Today, we have striking astrophysical evidence that Dark Matter really exists. This is matter that is not made out of the particles described by the Standard Model of Particle Physics. It does not emit any kind of radiation (therefore we cannot "see" it), and probably interacts only via the weak interaction. However, it has a finite mass and can be detected due to the associated gravitational force.

Some of the evidences for Dark Matter are:

  • The rotation curves of galaxies.
  • The dynamics of galaxy clusters.
  • The mass of galaxy clusters that act as gravitational lenses is much larger than the visible (in the whole spectral range) amount of stars, gas, and dust.
  • A Fourier analysis of the fluctuations in the cosmic microwave background (CMB) measured with WMAP allows to determine fundamental cosmological parameters very precisely.

The Cosmic Recipe

According to the analysis of the WMAP data, our universe is made up of
  • 4% ordinary (baryonic) matter,
  • 22% cold Dark Matter that builds large structures in the Universe,
  • and 74% of Dark Energy, the energy content of the empty space. This mysterious Dark Energy is responsible for the accelerated expansion of the Universe.
This facts can be summarized in the following way:
Today we know that we only know about 5% of the Universe.
Figure courtesy of WMAP Figure courtesy of WMAP

What is Dark Matter?

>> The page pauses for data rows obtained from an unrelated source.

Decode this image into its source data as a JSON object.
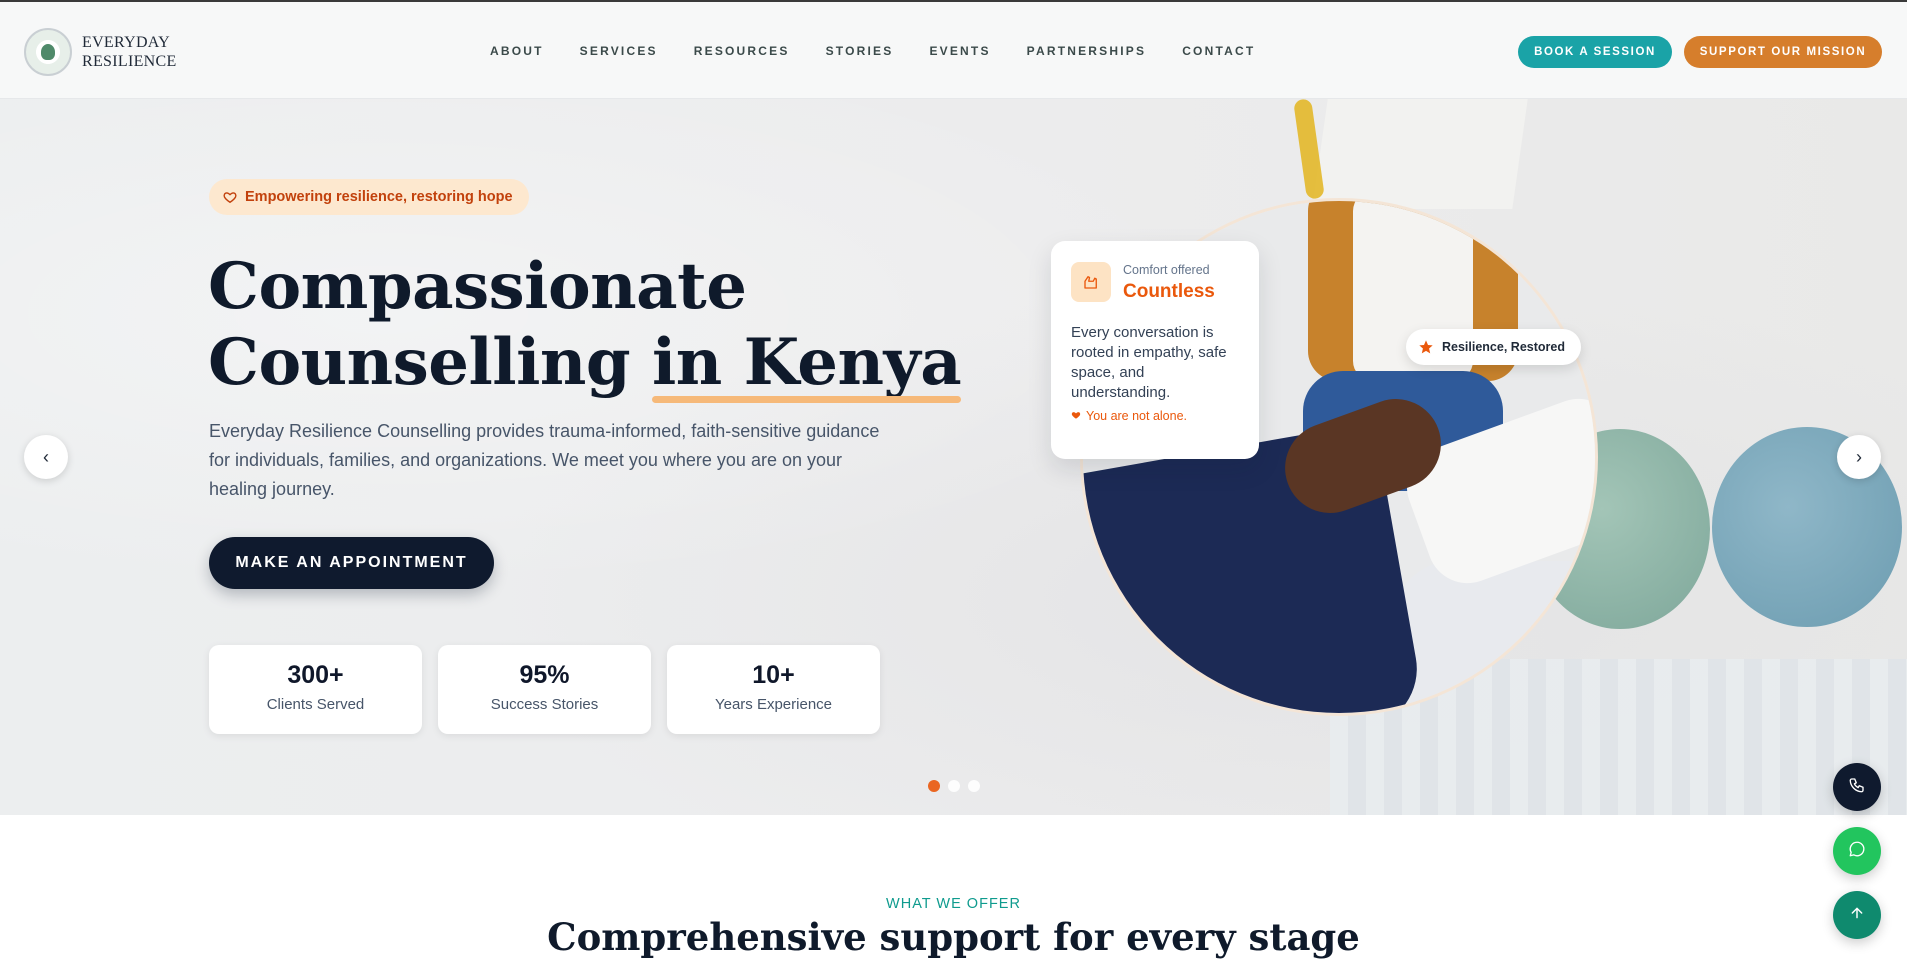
{
  "header": {
    "logo_text_line1": "EVERYDAY",
    "logo_text_line2": "RESILIENCE",
    "nav": [
      "ABOUT",
      "SERVICES",
      "RESOURCES",
      "STORIES",
      "EVENTS",
      "PARTNERSHIPS",
      "CONTACT"
    ],
    "book_label": "BOOK A SESSION",
    "support_label": "SUPPORT OUR MISSION"
  },
  "hero": {
    "tagline": "Empowering resilience, restoring hope",
    "title_line1": "Compassionate",
    "title_line2_a": "Counselling ",
    "title_line2_b": "in Kenya",
    "description": "Everyday Resilience Counselling provides trauma-informed, faith-sensitive guidance for individuals, families, and organizations. We meet you where you are on your healing journey.",
    "cta_label": "MAKE AN APPOINTMENT",
    "stats": [
      {
        "value": "300+",
        "label": "Clients Served"
      },
      {
        "value": "95%",
        "label": "Success Stories"
      },
      {
        "value": "10+",
        "label": "Years Experience"
      }
    ],
    "prev_label": "‹",
    "next_label": "›",
    "card": {
      "small": "Comfort offered",
      "big": "Countless",
      "text": "Every conversation is rooted in empathy, safe space, and understanding.",
      "note": "You are not alone."
    },
    "badge": "Resilience, Restored",
    "slides_total": 3,
    "slide_active": 1
  },
  "offer": {
    "eyebrow": "WHAT WE OFFER",
    "title": "Comprehensive support for every stage"
  },
  "colors": {
    "teal": "#1aa3a7",
    "orange": "#d67e2c",
    "navy": "#0f1a2e",
    "accent": "#ea580c"
  },
  "icons": {
    "tagline": "heart-icon",
    "card": "hands-icon",
    "note": "heart-icon",
    "badge": "star-icon",
    "fab_phone": "phone-icon",
    "fab_chat": "whatsapp-icon",
    "fab_top": "arrow-up-icon"
  }
}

The only thing we know for sure about Dark Matter is that it really exists, that it builds gravitationally bound clumps, and that is is a key ingredient to understand the evolution of the large scale cosmic structures. It has to be made of neutral, massive particles that possibly interact only via weak interactions. These weakly interacting massive particles (WIMPs) have not been discovered yet, but many experiments around the globe are trying to find the WIMP either directly (like the XENON experiment), or indirectly by searching for rare WIMP annihilation processes in the galaxy (Fermi/GLAST).

It is also possible that Dark Matter will be created in the high energy collisions of the LHC accelerator at CERN. This idea is mainly supported by supersymmetric extensions of the Standard Model (SUSY) that predict many new particles. The lightest SUSY particle (in most theories the so-called neutralino) should be stable and is therefore a strong candidate to be the Dark Matter particle.

A collection of review papers on Dark Matter can be found here.

updated: 10/16/2007 by Marc Schumann